Plantation life created a society with clear class divisions. A lucky few were at the top, with land holdings as far as the eyes could see. Most Southerners did not experience this degree of wealth. The contrast between rich and poor was greater in the South than in the other English colonies, because of the labor system necessary for its survival. Most Southerners were yeoman farmers, indentured servants, or slaves. The plantation system also created changes for women and family structures as well.
The tidewater aristocrats were the fortunate few who lived in stately plantation manors with hundreds of servants and slaves at their beck and call. Most plantation owners took an active part in the operations of the business. Surely they found time for leisurely activities like hunting, but on a daily basis they worked as well. The distance from one plantation to the next proved to be isolating, with consequences even for the richest class. Unlike New England, who required public schooling by law, the difficulties of travel and the distances between prospective students impeded the growth of such schools in the South. Private tutors were hired by the wealthiest families. The boys studied in the fall and winter to allow time for work in the fields during the planting times. The girls studied in the summer to allow time for weaving during the colder months. Few cities developed in the South. Consequently, there was little room for a merchant middle class. Urban professionals such as lawyers were rare in the South. Artisans often worked right on the plantation as slaves or servants.

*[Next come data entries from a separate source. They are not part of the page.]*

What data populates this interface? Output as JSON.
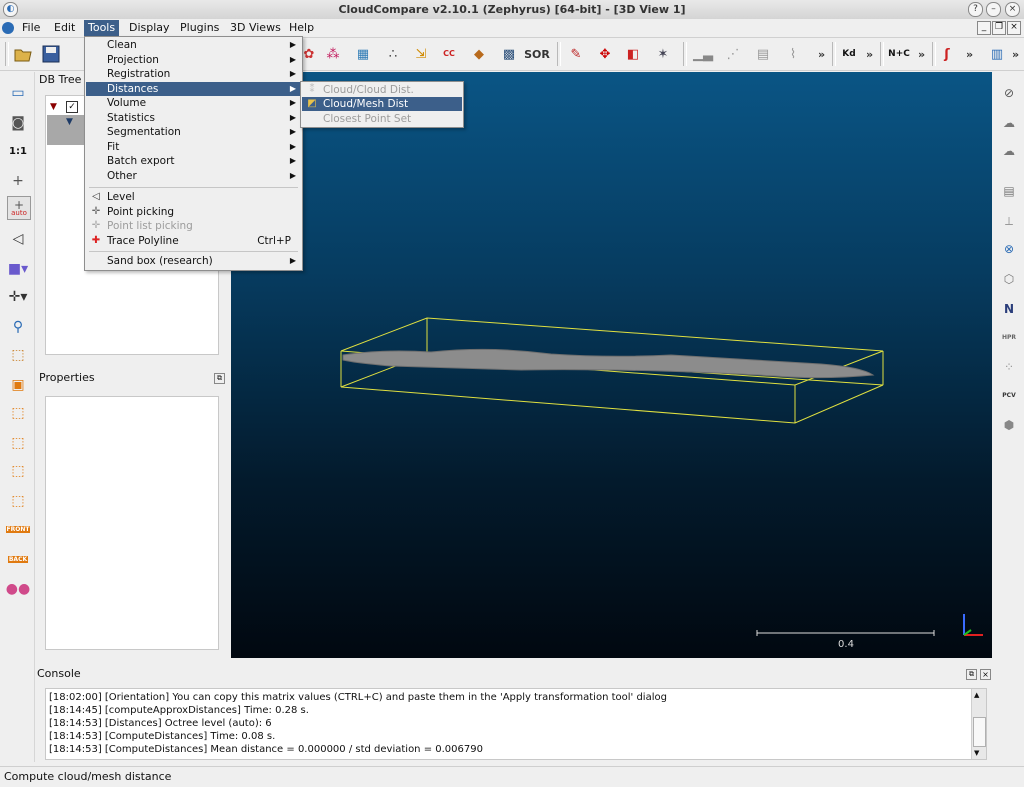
{
  "window": {
    "title": "CloudCompare v2.10.1 (Zephyrus) [64-bit] - [3D View 1]"
  },
  "menubar": {
    "items": [
      {
        "label": "File"
      },
      {
        "label": "Edit"
      },
      {
        "label": "Tools"
      },
      {
        "label": "Display"
      },
      {
        "label": "Plugins"
      },
      {
        "label": "3D Views"
      },
      {
        "label": "Help"
      }
    ]
  },
  "toolbar": {
    "cc_label": "CC",
    "sor_label": "SOR",
    "kd_label": "Kd",
    "npc_label": "N+C"
  },
  "lefttoolbar": {
    "onetoone_label": "1:1",
    "auto_label": "auto",
    "front_label": "FRONT",
    "back_label": "BACK"
  },
  "panels": {
    "dbtree_title": "DB Tree",
    "properties_title": "Properties",
    "console_title": "Console"
  },
  "tools_menu": {
    "items": [
      {
        "label": "Clean"
      },
      {
        "label": "Projection"
      },
      {
        "label": "Registration"
      },
      {
        "label": "Distances"
      },
      {
        "label": "Volume"
      },
      {
        "label": "Statistics"
      },
      {
        "label": "Segmentation"
      },
      {
        "label": "Fit"
      },
      {
        "label": "Batch export"
      },
      {
        "label": "Other"
      },
      {
        "label": "Level"
      },
      {
        "label": "Point picking"
      },
      {
        "label": "Point list picking"
      },
      {
        "label": "Trace Polyline",
        "shortcut": "Ctrl+P"
      },
      {
        "label": "Sand box (research)"
      }
    ]
  },
  "distances_submenu": {
    "items": [
      {
        "label": "Cloud/Cloud Dist."
      },
      {
        "label": "Cloud/Mesh Dist"
      },
      {
        "label": "Closest Point Set"
      }
    ]
  },
  "view3d": {
    "scale_label": "0.4"
  },
  "righttoolbar": {
    "north_label": "N",
    "hpr_label": "HPR",
    "pcv_label": "PCV"
  },
  "console": {
    "lines": [
      "[18:02:00] [Orientation] You can copy this matrix values (CTRL+C) and paste them in the 'Apply transformation tool' dialog",
      "[18:14:45] [computeApproxDistances] Time: 0.28 s.",
      "[18:14:53] [Distances] Octree level (auto): 6",
      "[18:14:53] [ComputeDistances] Time: 0.08 s.",
      "[18:14:53] [ComputeDistances] Mean distance = 0.000000 / std deviation = 0.006790"
    ]
  },
  "statusbar": {
    "text": "Compute cloud/mesh distance"
  },
  "colors": {
    "highlight": "#3c5f8a",
    "bbox": "#e0e040",
    "cloud": "#8c8c8c"
  }
}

The roles of women were dramatically changed by the plantation society. First of all, since most indentured servants were male, there were far fewer women in the colonial South. In the Chesapeake during the 1600s, men entered the colony at a rate of seven to one. From one perspective, this increased women's power. They were highly sought after by the overwhelming number of eager men. The high death rate in the region resulted in a typical marriage being dissolved by death within seven years. Consequently there was a good deal of remarriage, and a complex web of half-brothers and half-sisters evolved. Women needed to administer the property in the absence of the male. Consequently many developed managerial skills. However, being a minority had its downside. Like in New England, women were completely excluded from the political process. Female slaves and indentured servants were often the victims of aggressive male masters.